PROMPT -
List all lines in the material below that contain "from".

RECORD EXTRACTS -
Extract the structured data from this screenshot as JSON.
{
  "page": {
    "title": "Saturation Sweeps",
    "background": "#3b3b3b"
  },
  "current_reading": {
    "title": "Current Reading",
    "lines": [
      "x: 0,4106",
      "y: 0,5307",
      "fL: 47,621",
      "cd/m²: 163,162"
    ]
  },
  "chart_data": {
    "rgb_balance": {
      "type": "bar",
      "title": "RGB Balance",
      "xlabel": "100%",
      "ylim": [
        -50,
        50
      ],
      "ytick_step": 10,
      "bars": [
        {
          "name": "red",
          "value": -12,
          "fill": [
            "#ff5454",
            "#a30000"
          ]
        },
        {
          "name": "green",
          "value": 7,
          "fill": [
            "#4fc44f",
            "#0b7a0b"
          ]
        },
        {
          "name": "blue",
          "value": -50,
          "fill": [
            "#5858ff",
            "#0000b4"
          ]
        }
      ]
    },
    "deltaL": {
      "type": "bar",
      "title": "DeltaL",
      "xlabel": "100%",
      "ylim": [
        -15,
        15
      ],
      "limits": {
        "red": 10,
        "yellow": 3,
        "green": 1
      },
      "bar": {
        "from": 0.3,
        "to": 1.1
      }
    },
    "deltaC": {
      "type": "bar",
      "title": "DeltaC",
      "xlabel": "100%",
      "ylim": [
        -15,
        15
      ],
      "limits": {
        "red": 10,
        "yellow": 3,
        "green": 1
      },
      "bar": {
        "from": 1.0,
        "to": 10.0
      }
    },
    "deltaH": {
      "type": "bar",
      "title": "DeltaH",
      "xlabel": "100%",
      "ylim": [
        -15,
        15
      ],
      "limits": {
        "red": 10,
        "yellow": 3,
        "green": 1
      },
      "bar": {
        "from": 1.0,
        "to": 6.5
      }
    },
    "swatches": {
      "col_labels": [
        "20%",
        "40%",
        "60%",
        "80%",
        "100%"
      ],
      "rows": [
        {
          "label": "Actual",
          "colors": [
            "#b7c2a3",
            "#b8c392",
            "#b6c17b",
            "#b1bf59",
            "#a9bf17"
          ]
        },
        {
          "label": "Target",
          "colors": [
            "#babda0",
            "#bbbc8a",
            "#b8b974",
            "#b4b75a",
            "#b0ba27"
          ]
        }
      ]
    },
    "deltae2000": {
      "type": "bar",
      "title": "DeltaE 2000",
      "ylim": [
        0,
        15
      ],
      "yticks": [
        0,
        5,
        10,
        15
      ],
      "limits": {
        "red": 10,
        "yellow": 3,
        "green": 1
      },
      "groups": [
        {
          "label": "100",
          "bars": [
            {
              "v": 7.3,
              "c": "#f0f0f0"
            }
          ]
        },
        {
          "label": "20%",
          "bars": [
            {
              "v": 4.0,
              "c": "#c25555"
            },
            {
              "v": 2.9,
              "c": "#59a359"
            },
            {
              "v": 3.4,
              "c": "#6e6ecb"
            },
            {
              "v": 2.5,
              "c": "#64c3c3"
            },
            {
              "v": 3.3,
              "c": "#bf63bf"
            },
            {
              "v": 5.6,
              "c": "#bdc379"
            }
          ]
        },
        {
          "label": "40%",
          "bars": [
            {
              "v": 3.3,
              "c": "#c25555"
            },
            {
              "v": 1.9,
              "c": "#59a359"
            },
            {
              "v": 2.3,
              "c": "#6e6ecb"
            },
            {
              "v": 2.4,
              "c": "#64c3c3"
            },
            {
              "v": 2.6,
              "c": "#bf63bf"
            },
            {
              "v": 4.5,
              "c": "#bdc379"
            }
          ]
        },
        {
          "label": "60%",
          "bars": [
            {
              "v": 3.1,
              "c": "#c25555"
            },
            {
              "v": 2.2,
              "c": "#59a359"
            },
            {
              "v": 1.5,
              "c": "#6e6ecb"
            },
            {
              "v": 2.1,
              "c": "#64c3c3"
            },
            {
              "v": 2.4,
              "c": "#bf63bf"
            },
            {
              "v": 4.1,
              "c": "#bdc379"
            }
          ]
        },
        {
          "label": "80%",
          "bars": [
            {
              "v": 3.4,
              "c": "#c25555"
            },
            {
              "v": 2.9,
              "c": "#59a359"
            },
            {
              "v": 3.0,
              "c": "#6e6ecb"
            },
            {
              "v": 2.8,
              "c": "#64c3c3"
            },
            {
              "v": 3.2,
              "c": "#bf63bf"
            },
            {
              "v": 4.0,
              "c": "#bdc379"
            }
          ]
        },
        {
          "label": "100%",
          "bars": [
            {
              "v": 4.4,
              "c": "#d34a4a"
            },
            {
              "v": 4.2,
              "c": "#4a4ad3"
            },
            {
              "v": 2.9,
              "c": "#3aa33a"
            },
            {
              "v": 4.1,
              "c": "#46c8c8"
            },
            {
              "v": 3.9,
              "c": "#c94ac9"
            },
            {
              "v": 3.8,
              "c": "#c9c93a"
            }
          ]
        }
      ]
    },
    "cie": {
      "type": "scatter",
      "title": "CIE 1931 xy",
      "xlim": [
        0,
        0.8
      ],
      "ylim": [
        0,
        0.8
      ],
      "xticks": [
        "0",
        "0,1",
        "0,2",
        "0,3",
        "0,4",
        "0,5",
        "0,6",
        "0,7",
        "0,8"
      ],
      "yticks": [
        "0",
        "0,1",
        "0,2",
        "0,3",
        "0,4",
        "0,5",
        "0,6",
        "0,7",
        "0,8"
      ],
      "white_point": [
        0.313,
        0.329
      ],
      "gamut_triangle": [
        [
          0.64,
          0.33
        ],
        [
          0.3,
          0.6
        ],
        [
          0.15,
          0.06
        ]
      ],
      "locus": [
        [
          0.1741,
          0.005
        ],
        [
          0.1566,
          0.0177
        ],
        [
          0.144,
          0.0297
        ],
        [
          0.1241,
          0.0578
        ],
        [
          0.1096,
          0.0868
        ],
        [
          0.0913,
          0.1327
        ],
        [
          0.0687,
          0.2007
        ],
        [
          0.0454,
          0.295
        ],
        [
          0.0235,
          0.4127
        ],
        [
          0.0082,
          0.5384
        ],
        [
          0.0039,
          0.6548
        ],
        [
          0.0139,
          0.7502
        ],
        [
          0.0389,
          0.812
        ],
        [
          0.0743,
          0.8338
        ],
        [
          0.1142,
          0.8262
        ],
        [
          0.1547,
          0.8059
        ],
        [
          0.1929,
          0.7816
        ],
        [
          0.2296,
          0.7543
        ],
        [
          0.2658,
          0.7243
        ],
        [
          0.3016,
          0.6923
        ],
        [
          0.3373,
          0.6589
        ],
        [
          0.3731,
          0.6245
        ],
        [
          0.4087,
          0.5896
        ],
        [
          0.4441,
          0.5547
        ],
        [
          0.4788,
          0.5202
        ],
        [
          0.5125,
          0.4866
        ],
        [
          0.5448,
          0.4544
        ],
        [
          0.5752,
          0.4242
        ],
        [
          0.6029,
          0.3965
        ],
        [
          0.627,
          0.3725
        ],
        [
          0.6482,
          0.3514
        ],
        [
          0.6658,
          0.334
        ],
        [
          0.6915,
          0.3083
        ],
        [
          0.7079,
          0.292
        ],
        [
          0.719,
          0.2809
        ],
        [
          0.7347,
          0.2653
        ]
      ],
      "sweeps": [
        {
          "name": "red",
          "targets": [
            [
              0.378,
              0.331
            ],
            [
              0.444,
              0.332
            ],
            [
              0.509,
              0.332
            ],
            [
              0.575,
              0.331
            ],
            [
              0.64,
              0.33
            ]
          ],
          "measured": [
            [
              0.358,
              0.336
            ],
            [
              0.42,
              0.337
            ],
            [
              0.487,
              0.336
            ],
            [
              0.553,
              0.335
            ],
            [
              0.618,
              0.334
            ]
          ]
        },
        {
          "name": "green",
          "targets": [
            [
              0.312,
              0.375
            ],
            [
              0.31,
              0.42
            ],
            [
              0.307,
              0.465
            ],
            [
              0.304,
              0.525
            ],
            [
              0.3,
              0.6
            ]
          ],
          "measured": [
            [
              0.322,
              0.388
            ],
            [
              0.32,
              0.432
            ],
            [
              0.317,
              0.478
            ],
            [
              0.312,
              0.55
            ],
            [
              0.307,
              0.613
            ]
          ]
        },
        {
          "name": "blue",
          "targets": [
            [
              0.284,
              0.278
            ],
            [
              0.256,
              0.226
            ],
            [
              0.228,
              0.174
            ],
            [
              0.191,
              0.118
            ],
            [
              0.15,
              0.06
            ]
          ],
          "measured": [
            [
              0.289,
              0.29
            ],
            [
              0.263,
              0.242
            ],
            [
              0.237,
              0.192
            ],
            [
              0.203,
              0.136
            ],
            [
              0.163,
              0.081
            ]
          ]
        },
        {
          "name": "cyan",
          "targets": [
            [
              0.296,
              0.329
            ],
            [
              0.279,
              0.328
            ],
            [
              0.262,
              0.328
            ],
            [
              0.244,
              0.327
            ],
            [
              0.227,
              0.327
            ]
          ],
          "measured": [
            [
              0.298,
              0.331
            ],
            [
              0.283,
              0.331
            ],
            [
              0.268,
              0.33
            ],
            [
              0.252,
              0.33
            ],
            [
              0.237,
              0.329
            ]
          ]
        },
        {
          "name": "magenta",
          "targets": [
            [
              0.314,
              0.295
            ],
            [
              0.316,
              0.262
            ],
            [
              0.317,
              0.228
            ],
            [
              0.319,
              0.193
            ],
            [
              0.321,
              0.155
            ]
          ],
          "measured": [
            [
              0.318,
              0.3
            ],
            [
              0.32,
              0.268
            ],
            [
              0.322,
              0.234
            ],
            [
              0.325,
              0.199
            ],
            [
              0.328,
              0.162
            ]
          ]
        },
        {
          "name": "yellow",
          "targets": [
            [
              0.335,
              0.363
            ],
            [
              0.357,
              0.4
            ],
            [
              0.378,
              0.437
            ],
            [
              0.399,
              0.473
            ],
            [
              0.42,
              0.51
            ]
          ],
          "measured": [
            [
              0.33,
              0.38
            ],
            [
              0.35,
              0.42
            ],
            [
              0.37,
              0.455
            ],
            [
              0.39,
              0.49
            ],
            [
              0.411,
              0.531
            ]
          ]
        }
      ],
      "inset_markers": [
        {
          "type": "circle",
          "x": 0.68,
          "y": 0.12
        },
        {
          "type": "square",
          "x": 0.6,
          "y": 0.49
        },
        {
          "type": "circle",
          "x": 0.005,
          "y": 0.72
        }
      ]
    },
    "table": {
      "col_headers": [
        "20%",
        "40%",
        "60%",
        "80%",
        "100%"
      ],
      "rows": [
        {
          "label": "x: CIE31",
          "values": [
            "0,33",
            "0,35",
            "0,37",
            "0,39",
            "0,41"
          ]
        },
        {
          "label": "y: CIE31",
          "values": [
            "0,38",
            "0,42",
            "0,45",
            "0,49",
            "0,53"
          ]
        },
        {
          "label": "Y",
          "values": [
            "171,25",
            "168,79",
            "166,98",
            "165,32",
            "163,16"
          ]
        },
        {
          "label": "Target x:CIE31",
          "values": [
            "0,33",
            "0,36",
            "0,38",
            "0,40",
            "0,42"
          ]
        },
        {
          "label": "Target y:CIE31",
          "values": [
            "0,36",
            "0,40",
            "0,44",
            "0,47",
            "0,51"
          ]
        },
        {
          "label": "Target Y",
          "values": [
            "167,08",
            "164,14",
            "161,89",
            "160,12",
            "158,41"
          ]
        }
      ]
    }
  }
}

SOLUTION TO THIS TASK -
Extract the structured data from this screenshot as JSON.
        "from": 0.3,
        "from": 1.0,
        "from": 1.0,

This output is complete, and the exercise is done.